Rumi, a thirteenth-century Persian poet, wrote, “Sell cleverness and buy bewilderment.” Now, eight-hundred years later, that is still good advice. Cleverness can be a thin, shiny veneer covering shallow ideas or the bluster of ungrounded opinions. Cleverness often deals with answers rather than unsettling questions. But if we greet each day with bewilderment we might begin by admitting all we don’t know—the hidden joys and sorrows of friends we thought we knew; the still undiscovered riches of the Earth and of the cosmos; the shocking devastation we humans are capable of; alongside even more shocking generosity and love.

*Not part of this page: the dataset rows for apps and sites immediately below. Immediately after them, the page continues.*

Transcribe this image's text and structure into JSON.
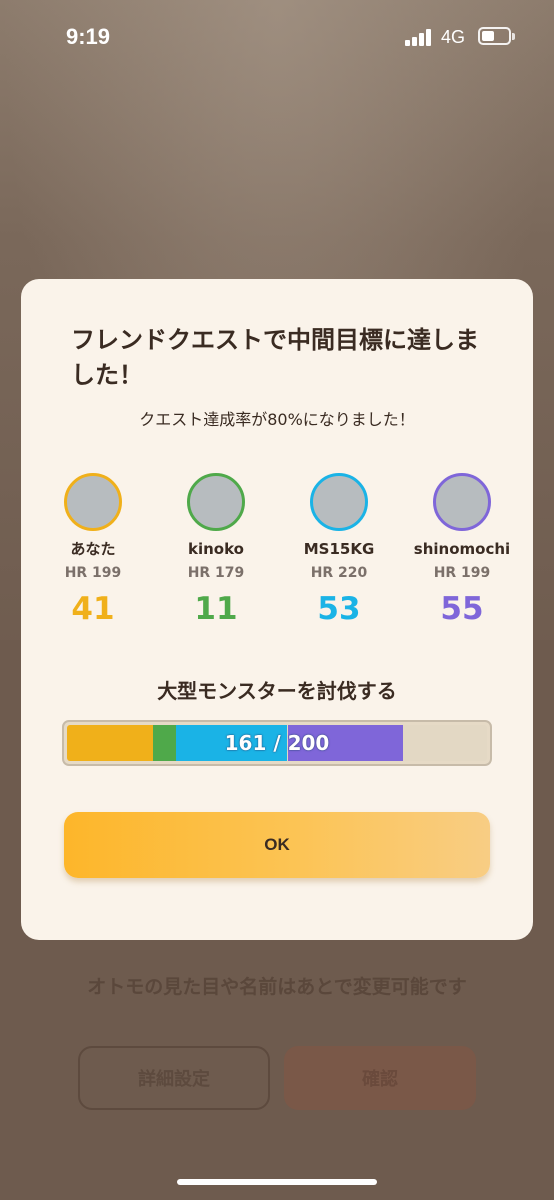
{
  "status_bar": {
    "time": "9:19",
    "network": "4G"
  },
  "background": {
    "note": "オトモの見た目や名前はあとで変更可能です",
    "detail_button": "詳細設定",
    "confirm_button": "確認"
  },
  "modal": {
    "title": "フレンドクエストで中間目標に達しました！",
    "subtitle": "クエスト達成率が80%になりました！",
    "members": [
      {
        "name": "あなた",
        "hr": "HR 199",
        "score": "41",
        "color": "#f0b01a"
      },
      {
        "name": "kinoko",
        "hr": "HR 179",
        "score": "11",
        "color": "#4fa94a"
      },
      {
        "name": "MS15KG",
        "hr": "HR 220",
        "score": "53",
        "color": "#1ab3e6"
      },
      {
        "name": "shinomochi",
        "hr": "HR 199",
        "score": "55",
        "color": "#7f66d9"
      }
    ],
    "goal_label": "大型モンスターを討伐する",
    "progress": {
      "text": "161 / 200",
      "current": 161,
      "target": 200,
      "segments": [
        {
          "member": "あなた",
          "value": 41,
          "color": "#f0b01a"
        },
        {
          "member": "kinoko",
          "value": 11,
          "color": "#4fa94a"
        },
        {
          "member": "MS15KG",
          "value": 53,
          "color": "#1ab3e6"
        },
        {
          "member": "shinomochi",
          "value": 55,
          "color": "#7f66d9"
        }
      ]
    },
    "ok_button": "OK"
  }
}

Above all, bewilderment leads us away from clever definitions and descriptions of God, into the height and width, the depth and breadth of God’s unbounded love, that greets our wondering eyes every morning.
By Mara Faulkner, OSB.